Required work
Could you return the data below exactly as it appears?

Exercise data
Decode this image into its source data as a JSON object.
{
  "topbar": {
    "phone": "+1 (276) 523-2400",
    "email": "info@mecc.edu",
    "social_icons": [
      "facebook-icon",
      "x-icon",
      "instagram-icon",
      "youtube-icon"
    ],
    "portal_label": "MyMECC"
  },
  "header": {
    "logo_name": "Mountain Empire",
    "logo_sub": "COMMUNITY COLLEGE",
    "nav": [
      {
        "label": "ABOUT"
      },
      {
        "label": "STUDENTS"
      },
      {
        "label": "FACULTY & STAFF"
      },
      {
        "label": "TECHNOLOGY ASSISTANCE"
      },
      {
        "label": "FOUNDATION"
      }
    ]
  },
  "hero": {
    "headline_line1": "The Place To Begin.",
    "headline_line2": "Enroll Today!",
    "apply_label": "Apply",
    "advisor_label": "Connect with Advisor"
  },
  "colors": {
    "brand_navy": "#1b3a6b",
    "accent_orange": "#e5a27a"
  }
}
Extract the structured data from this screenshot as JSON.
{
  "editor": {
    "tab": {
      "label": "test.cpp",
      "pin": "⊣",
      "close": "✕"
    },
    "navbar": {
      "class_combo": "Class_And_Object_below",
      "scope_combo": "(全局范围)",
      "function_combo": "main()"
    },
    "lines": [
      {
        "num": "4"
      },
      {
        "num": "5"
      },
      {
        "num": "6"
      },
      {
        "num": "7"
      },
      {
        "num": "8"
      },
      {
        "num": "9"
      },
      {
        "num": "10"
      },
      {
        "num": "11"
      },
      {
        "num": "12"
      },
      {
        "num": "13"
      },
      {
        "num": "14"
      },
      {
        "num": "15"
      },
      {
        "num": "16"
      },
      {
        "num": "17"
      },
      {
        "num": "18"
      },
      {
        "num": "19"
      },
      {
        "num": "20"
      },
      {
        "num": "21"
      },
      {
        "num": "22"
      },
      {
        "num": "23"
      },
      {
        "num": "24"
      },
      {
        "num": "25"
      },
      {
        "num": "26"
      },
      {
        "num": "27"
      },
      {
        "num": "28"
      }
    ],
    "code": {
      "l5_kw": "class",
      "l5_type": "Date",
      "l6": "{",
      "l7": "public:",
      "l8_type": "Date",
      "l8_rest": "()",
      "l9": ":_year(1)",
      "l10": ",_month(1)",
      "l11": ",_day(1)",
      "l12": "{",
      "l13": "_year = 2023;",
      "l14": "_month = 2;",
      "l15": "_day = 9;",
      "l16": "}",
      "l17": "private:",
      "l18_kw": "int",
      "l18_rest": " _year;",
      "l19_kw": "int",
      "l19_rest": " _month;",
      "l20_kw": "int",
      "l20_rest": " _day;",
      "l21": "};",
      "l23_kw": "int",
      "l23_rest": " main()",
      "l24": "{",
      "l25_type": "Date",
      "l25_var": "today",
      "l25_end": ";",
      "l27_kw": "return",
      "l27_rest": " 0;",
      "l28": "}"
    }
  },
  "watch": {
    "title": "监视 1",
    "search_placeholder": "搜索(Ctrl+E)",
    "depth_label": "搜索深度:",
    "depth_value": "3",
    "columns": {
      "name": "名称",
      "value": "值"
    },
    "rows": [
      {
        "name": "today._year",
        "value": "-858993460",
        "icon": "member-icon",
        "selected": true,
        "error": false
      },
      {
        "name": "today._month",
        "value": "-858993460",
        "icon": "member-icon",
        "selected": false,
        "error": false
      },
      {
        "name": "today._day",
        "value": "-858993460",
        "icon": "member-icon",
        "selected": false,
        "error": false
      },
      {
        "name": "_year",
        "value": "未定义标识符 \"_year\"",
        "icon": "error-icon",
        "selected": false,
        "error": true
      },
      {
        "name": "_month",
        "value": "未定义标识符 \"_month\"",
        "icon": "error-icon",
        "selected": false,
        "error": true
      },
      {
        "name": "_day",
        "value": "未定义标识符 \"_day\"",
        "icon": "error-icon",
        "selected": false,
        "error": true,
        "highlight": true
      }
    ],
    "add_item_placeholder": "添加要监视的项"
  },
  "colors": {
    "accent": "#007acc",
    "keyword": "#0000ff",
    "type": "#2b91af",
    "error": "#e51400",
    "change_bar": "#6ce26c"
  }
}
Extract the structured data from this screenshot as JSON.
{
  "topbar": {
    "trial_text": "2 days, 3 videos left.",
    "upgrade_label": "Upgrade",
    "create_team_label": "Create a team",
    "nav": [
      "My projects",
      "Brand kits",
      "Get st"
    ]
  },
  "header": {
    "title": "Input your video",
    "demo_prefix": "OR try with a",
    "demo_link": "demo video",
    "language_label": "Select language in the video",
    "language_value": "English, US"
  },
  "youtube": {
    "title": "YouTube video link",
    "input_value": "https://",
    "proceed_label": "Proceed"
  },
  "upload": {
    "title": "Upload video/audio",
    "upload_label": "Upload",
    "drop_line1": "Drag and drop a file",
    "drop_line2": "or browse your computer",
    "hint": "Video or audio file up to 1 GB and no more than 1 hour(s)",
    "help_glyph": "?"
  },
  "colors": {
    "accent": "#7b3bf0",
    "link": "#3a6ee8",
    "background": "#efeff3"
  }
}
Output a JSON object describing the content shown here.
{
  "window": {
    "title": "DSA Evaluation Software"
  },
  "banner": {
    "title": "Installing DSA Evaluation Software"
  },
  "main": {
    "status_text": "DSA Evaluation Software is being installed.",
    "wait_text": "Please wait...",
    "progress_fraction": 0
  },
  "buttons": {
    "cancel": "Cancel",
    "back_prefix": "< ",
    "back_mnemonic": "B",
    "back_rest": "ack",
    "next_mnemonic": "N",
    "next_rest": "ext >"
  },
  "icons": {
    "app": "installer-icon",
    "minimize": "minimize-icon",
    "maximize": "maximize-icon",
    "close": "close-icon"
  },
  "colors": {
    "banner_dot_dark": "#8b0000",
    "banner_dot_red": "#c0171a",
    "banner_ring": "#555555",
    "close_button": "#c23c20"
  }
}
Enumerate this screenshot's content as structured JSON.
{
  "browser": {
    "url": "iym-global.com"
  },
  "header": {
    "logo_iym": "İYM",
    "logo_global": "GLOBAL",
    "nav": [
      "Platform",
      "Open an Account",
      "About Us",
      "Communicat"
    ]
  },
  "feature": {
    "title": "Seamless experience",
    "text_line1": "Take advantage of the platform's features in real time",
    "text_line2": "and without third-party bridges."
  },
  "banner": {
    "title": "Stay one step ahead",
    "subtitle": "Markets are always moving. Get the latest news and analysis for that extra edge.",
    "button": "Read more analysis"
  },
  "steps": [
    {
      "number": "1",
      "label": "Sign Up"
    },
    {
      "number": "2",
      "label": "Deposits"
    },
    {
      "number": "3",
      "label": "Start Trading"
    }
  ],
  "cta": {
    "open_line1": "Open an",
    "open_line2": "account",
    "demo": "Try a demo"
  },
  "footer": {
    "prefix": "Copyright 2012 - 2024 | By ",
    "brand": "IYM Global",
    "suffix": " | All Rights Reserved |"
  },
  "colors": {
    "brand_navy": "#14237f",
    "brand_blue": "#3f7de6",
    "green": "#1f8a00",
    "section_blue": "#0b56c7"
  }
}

Exercise output
Decode this image into its source data as a JSON object.
{
  "topbar": {
    "phone": "+1 (276) 523-2400",
    "email": "info@mecc.edu",
    "social_icons": [
      "facebook-icon",
      "x-icon",
      "instagram-icon",
      "youtube-icon"
    ],
    "portal_label": "MyMECC"
  },
  "header": {
    "logo_name": "Mountain Empire",
    "logo_sub": "COMMUNITY COLLEGE",
    "nav": [
      {
        "label": "ABOUT"
      },
      {
        "label": "STUDENTS"
      },
      {
        "label": "FACULTY & STAFF"
      },
      {
        "label": "TECHNOLOGY ASSISTANCE"
      },
      {
        "label": "FOUNDATION"
      }
    ]
  },
  "hero": {
    "headline_line1": "The Place To Begin.",
    "headline_line2": "Enroll Today!",
    "apply_label": "Apply",
    "advisor_label": "Connect with Advisor"
  },
  "colors": {
    "brand_navy": "#1b3a6b",
    "accent_orange": "#e5a27a"
  }
}
Extract the structured data from this screenshot as JSON.
{
  "editor": {
    "tab": {
      "label": "test.cpp",
      "pin": "⊣",
      "close": "✕"
    },
    "navbar": {
      "class_combo": "Class_And_Object_below",
      "scope_combo": "(全局范围)",
      "function_combo": "main()"
    },
    "lines": [
      {
        "num": "4"
      },
      {
        "num": "5"
      },
      {
        "num": "6"
      },
      {
        "num": "7"
      },
      {
        "num": "8"
      },
      {
        "num": "9"
      },
      {
        "num": "10"
      },
      {
        "num": "11"
      },
      {
        "num": "12"
      },
      {
        "num": "13"
      },
      {
        "num": "14"
      },
      {
        "num": "15"
      },
      {
        "num": "16"
      },
      {
        "num": "17"
      },
      {
        "num": "18"
      },
      {
        "num": "19"
      },
      {
        "num": "20"
      },
      {
        "num": "21"
      },
      {
        "num": "22"
      },
      {
        "num": "23"
      },
      {
        "num": "24"
      },
      {
        "num": "25"
      },
      {
        "num": "26"
      },
      {
        "num": "27"
      },
      {
        "num": "28"
      }
    ],
    "code": {
      "l5_kw": "class",
      "l5_type": "Date",
      "l6": "{",
      "l7": "public:",
      "l8_type": "Date",
      "l8_rest": "()",
      "l9": ":_year(1)",
      "l10": ",_month(1)",
      "l11": ",_day(1)",
      "l12": "{",
      "l13": "_year = 2023;",
      "l14": "_month = 2;",
      "l15": "_day = 9;",
      "l16": "}",
      "l17": "private:",
      "l18_kw": "int",
      "l18_rest": " _year;",
      "l19_kw": "int",
      "l19_rest": " _month;",
      "l20_kw": "int",
      "l20_rest": " _day;",
      "l21": "};",
      "l23_kw": "int",
      "l23_rest": " main()",
      "l24": "{",
      "l25_type": "Date",
      "l25_var": "today",
      "l25_end": ";",
      "l27_kw": "return",
      "l27_rest": " 0;",
      "l28": "}"
    }
  },
  "watch": {
    "title": "监视 1",
    "search_placeholder": "搜索(Ctrl+E)",
    "depth_label": "搜索深度:",
    "depth_value": "3",
    "columns": {
      "name": "名称",
      "value": "值"
    },
    "rows": [
      {
        "name": "today._year",
        "value": "-858993460",
        "icon": "member-icon",
        "selected": true,
        "error": false
      },
      {
        "name": "today._month",
        "value": "-858993460",
        "icon": "member-icon",
        "selected": false,
        "error": false
      },
      {
        "name": "today._day",
        "value": "-858993460",
        "icon": "member-icon",
        "selected": false,
        "error": false
      },
      {
        "name": "_year",
        "value": "未定义标识符 \"_year\"",
        "icon": "error-icon",
        "selected": false,
        "error": true
      },
      {
        "name": "_month",
        "value": "未定义标识符 \"_month\"",
        "icon": "error-icon",
        "selected": false,
        "error": true
      },
      {
        "name": "_day",
        "value": "未定义标识符 \"_day\"",
        "icon": "error-icon",
        "selected": false,
        "error": true,
        "highlight": true
      }
    ],
    "add_item_placeholder": "添加要监视的项"
  },
  "colors": {
    "accent": "#007acc",
    "keyword": "#0000ff",
    "type": "#2b91af",
    "error": "#e51400",
    "change_bar": "#6ce26c"
  }
}
Extract the structured data from this screenshot as JSON.
{
  "topbar": {
    "trial_text": "2 days, 3 videos left.",
    "upgrade_label": "Upgrade",
    "create_team_label": "Create a team",
    "nav": [
      "My projects",
      "Brand kits",
      "Get st"
    ]
  },
  "header": {
    "title": "Input your video",
    "demo_prefix": "OR try with a",
    "demo_link": "demo video",
    "language_label": "Select language in the video",
    "language_value": "English, US"
  },
  "youtube": {
    "title": "YouTube video link",
    "input_value": "https://",
    "proceed_label": "Proceed"
  },
  "upload": {
    "title": "Upload video/audio",
    "upload_label": "Upload",
    "drop_line1": "Drag and drop a file",
    "drop_line2": "or browse your computer",
    "hint": "Video or audio file up to 1 GB and no more than 1 hour(s)",
    "help_glyph": "?"
  },
  "colors": {
    "accent": "#7b3bf0",
    "link": "#3a6ee8",
    "background": "#efeff3"
  }
}
Output a JSON object describing the content shown here.
{
  "window": {
    "title": "DSA Evaluation Software"
  },
  "banner": {
    "title": "Installing DSA Evaluation Software"
  },
  "main": {
    "status_text": "DSA Evaluation Software is being installed.",
    "wait_text": "Please wait...",
    "progress_fraction": 0
  },
  "buttons": {
    "cancel": "Cancel",
    "back_prefix": "< ",
    "back_mnemonic": "B",
    "back_rest": "ack",
    "next_mnemonic": "N",
    "next_rest": "ext >"
  },
  "icons": {
    "app": "installer-icon",
    "minimize": "minimize-icon",
    "maximize": "maximize-icon",
    "close": "close-icon"
  },
  "colors": {
    "banner_dot_dark": "#8b0000",
    "banner_dot_red": "#c0171a",
    "banner_ring": "#555555",
    "close_button": "#c23c20"
  }
}
Enumerate this screenshot's content as structured JSON.
{
  "browser": {
    "url": "iym-global.com"
  },
  "header": {
    "logo_iym": "İYM",
    "logo_global": "GLOBAL",
    "nav": [
      "Platform",
      "Open an Account",
      "About Us",
      "Communicat"
    ]
  },
  "feature": {
    "title": "Seamless experience",
    "text_line1": "Take advantage of the platform's features in real time",
    "text_line2": "and without third-party bridges."
  },
  "banner": {
    "title": "Stay one step ahead",
    "subtitle": "Markets are always moving. Get the latest news and analysis for that extra edge.",
    "button": "Read more analysis"
  },
  "steps": [
    {
      "number": "1",
      "label": "Sign Up"
    },
    {
      "number": "2",
      "label": "Deposits"
    },
    {
      "number": "3",
      "label": "Start Trading"
    }
  ],
  "cta": {
    "open_line1": "Open an",
    "open_line2": "account",
    "demo": "Try a demo"
  },
  "footer": {
    "prefix": "Copyright 2012 - 2024 | By ",
    "brand": "IYM Global",
    "suffix": " | All Rights Reserved |"
  },
  "colors": {
    "brand_navy": "#14237f",
    "brand_blue": "#3f7de6",
    "green": "#1f8a00",
    "section_blue": "#0b56c7"
  }
}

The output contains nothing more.